Parties face many challenges in international trade, including distance, transport risk, import/export restrictions, and documentation. Letters of credit offer some haven from the issues companies will face when trading overseas, and their popularity is proof of it. A) A letter of credit that allows the beneficiary to receive an advance payment before shipping the goods.
Often in international trade, a letter of credit is used to signify that a payment will be made to the seller on time, and in full, as guaranteed by a bank or financial institution. After sending a letter of credit, the bank will charge a fee, typically a percentage of the letter of credit, in addition to requiring collateral from the buyer. Among the various forms of letters of credit are a revolving letter of credit, a commercial letter of credit, and a confirmed letter of credit.
Generally, LCs involve the transaction of documents such as transport documents (the airway bill, bill of lading, railway or lorry receipts, amongst others), also known as the documents of title which the holder can use to take delivery of the goods. Apart from those, bills of exchange drawn by the seller on the buyer are also required. Bills of exchange include commercial invoices, packing list, quality certificates (if any), the certificate of origin, and others. Other documents include works test certificates and pre-shipment inspection certificates. Green Clause Letter Of Credit is the extended form of Red Clause Letter Of Credit. It provides credit facility to the exporter not only for the purchase of raw materials, processing, and packaging goods etc. but also pre-shipment warehousing at the port of origin and insurance expenses.
If a buyer and seller expect to do business repeatedly, they may prefer not to get a new letter of credit for every transaction (or for every step in a series of transactions). This type of letter of credit allows businesses to use a single letter of credit for numerous transactions until the letter expires, and letters might be valid for three years or less. The primary purpose of a Red Clause LC is to offer financial assistance to the exporter, particularly in cases where the exporter requires working capital to fulfill their obligations or cover expenses related to the transaction. By providing an upfront payment, the Red Clause LC helps mitigate risks and enables the exporter to proceed with their operations smoothly. It is also possible that the advance payments are payable outside of the letters of credit from the importers to the exporters.
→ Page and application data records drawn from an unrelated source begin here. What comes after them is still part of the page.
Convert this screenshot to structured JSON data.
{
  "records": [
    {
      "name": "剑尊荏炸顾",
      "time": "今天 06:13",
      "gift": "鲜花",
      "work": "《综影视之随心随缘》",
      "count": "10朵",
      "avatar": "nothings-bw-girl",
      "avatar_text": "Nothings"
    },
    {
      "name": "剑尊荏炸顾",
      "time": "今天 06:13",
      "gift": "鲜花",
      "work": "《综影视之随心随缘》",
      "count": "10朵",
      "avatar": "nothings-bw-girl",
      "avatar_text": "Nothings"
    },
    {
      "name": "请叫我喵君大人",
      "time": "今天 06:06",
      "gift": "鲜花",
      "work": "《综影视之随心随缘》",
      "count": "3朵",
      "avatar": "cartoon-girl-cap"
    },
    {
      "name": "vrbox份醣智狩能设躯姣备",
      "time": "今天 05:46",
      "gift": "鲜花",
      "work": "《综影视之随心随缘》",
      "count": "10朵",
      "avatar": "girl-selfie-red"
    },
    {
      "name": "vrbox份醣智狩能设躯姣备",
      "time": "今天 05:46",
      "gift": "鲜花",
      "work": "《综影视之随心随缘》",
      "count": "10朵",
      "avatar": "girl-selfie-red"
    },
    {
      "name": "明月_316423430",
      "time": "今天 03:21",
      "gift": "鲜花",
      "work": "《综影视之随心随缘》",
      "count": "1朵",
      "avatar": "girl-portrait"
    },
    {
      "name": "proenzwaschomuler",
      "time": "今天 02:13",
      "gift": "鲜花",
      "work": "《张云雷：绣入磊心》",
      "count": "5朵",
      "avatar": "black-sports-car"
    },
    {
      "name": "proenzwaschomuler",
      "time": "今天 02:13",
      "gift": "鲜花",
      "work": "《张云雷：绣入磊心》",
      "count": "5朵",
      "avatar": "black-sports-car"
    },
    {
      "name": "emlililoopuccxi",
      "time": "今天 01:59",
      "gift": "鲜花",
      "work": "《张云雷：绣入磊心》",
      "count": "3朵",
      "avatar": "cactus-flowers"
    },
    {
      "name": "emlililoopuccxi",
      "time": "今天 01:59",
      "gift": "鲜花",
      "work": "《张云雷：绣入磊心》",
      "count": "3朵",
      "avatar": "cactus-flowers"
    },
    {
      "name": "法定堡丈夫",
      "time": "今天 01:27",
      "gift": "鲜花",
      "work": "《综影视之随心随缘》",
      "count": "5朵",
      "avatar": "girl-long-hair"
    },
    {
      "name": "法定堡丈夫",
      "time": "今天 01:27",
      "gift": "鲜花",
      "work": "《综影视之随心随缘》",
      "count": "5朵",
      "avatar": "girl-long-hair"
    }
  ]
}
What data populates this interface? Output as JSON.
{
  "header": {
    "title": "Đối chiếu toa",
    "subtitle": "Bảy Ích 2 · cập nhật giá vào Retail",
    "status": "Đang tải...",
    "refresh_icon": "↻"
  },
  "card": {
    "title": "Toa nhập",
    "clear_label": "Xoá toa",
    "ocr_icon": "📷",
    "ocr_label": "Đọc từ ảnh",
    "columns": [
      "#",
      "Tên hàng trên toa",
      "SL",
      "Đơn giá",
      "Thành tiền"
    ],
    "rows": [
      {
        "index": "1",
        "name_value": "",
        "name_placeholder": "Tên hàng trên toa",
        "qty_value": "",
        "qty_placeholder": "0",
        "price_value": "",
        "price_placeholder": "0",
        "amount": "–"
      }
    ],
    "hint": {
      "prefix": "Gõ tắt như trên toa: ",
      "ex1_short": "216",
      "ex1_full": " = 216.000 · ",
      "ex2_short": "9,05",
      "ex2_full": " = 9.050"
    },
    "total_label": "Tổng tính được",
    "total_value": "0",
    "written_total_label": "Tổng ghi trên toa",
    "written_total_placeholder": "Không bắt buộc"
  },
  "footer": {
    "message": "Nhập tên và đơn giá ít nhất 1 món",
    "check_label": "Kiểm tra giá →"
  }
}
Letters of Credit (LC) are a guarantee from a bank that an exporter will receive the importer’s payment on time and for the correct amount. Specifically, if the importer is no longer able to pay, the bank will be liable to cover the amount. They enable exporters to purchase the commodity and therefore make the product.
The amount of the Advance, plus interest and fees are deducted from the available credit. Upon shipping the goods, the bank would deduct the advance payments from the face value of the letter of credit. In the world of international trade, a variety of financial instruments are utilized to facilitate smooth transactions between buyers and sellers. One such instrument is the Red Clause Letter of Credit (LC), a valuable financing tool that provides flexibility and security for parties involved in cross-border trade.